Imagine a place in which instead of highways, trucks, cars, buses, taxis and motorcycles there are pedestrians and boats. Imagine a place in which you only walk, walk and walk, and ride boats. Imagine towns and cities connected through labyrinth-like streets and water canals linking all parts of land. Imagine a place where water is equally important to land, in fact, water is the core of the territory.
The Venice Lagoon is a geographical space that has the peculiarity of having water as the main feature of its territory. The landscape of the lagoon has been modified over hundreds of years to create an enclosed space from the Adriatic sea. During centuries, the water itself worked as a natural fortification system that safeguarded Venice's trade empire from its enemies. Between the 14th and 20th centuries, a system of fortifications was built throughout the lagoon.
Besides the fortifications, the lagoon encompasses a system of islands made of man-made and natural sub-systems. Among them, there is an agricultural system that supplies the whole lagoon is located mainly in the island of Sant'Erasmos. A system of religious architecture that include monasteries, cathedrals and churches is spread out across the lagoon. A complex system of waterways and canals connects and gives shape to an aquatic urban grid. A public transportation system features the "vaporettos", the bus-boats that ride in water connecting the islands of the lagoon. An aqueduct network brings water from the "terraferma" to the islands.

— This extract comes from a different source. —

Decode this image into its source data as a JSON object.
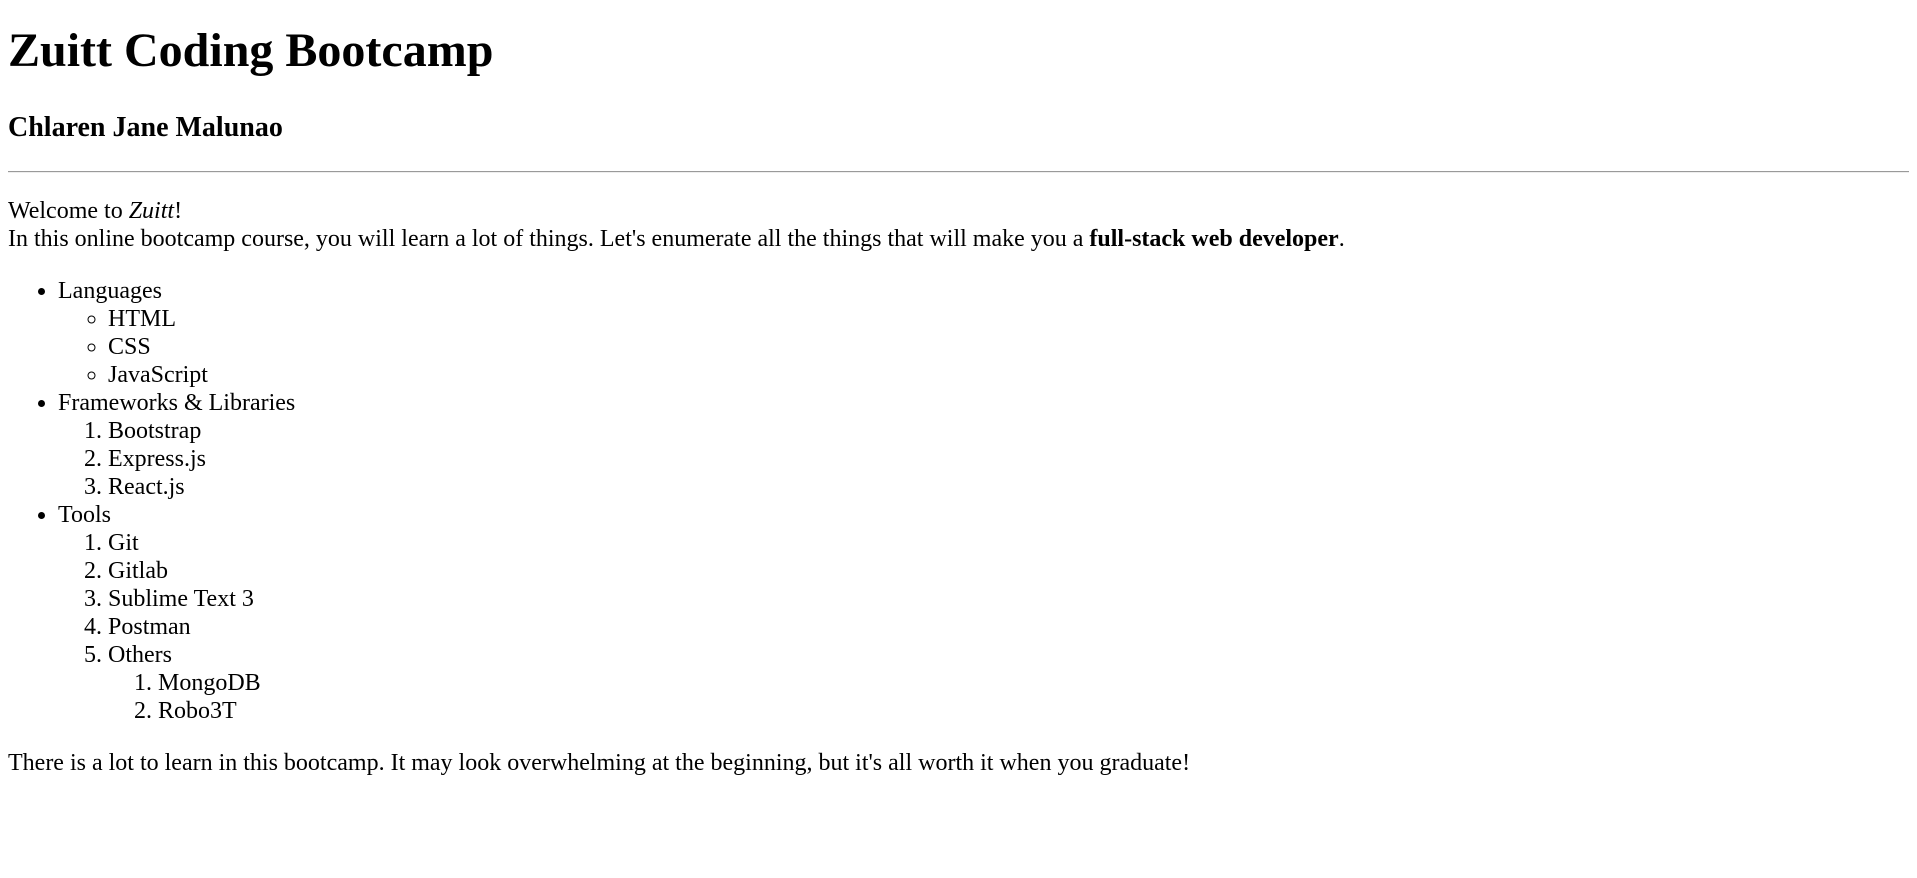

Such a place with no cars, pavement, red lights or highways exist. The islands of Venice, Burano and Guidecca offer a unique urban experience in which being a pedestrian is not choice but fact. One experiences an urbanized landscape with the awareness of a natural environment that shapes all interactions. Those interactions are all mediated by water.